**PROBLEM DESCRIPTION**: The answer must consist of every line from the entries below that contains the word "active".

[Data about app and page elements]
+ + + + +

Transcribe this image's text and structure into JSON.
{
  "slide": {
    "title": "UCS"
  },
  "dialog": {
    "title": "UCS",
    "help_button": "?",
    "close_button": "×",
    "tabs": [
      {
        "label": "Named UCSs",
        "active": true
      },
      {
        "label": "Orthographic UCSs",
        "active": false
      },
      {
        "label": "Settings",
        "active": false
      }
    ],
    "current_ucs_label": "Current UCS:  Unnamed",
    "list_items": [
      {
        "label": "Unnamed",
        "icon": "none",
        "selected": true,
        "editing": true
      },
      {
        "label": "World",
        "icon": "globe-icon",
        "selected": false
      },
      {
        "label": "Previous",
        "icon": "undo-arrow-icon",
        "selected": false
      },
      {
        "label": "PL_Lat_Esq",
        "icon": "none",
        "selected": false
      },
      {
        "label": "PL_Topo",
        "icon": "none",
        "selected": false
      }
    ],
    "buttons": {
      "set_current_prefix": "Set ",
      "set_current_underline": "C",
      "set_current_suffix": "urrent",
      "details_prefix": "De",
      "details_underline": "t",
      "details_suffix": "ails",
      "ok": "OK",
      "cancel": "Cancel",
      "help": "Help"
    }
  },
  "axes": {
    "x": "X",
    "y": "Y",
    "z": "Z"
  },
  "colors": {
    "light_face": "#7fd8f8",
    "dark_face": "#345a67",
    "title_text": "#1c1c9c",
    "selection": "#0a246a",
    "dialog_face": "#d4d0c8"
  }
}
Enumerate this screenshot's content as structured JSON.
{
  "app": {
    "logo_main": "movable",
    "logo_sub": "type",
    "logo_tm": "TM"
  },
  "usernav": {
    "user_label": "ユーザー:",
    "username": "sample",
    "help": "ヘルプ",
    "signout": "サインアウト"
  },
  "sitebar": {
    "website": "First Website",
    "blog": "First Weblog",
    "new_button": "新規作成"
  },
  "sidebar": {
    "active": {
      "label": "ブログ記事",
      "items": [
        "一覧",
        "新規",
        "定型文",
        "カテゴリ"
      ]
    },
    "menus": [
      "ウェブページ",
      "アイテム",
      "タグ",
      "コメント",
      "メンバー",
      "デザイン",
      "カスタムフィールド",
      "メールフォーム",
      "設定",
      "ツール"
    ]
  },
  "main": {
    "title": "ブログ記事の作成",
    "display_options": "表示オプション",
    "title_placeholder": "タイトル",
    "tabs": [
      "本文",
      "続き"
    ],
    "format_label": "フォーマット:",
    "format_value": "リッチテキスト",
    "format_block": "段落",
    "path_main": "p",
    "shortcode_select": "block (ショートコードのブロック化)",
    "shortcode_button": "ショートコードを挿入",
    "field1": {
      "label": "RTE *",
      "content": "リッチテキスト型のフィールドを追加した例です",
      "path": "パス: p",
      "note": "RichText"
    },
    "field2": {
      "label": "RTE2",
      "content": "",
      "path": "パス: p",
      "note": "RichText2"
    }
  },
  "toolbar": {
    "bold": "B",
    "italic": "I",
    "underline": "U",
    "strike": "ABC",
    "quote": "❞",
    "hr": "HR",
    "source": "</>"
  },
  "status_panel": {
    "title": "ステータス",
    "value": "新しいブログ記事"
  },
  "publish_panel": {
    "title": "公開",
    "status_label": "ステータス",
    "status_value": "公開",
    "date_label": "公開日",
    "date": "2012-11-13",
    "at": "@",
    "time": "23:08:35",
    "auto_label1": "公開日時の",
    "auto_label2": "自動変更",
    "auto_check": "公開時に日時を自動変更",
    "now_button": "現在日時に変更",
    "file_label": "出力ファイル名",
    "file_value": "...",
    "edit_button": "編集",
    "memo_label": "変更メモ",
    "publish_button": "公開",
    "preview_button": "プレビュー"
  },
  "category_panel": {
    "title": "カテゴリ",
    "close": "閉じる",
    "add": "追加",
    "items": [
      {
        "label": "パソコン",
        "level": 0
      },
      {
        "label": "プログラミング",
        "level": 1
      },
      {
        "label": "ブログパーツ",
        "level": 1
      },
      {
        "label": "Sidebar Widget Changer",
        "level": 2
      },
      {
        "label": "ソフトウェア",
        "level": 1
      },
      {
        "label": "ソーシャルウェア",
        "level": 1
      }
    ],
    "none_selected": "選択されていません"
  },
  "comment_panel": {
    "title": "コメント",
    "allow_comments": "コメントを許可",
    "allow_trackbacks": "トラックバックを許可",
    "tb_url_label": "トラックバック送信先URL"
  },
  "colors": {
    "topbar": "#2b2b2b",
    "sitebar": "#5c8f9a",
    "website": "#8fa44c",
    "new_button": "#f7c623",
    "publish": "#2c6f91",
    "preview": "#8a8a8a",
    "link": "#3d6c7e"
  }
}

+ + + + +

**ANSWER BELOW**:
        "active": true
        "active": false
        "active": false
    "active": {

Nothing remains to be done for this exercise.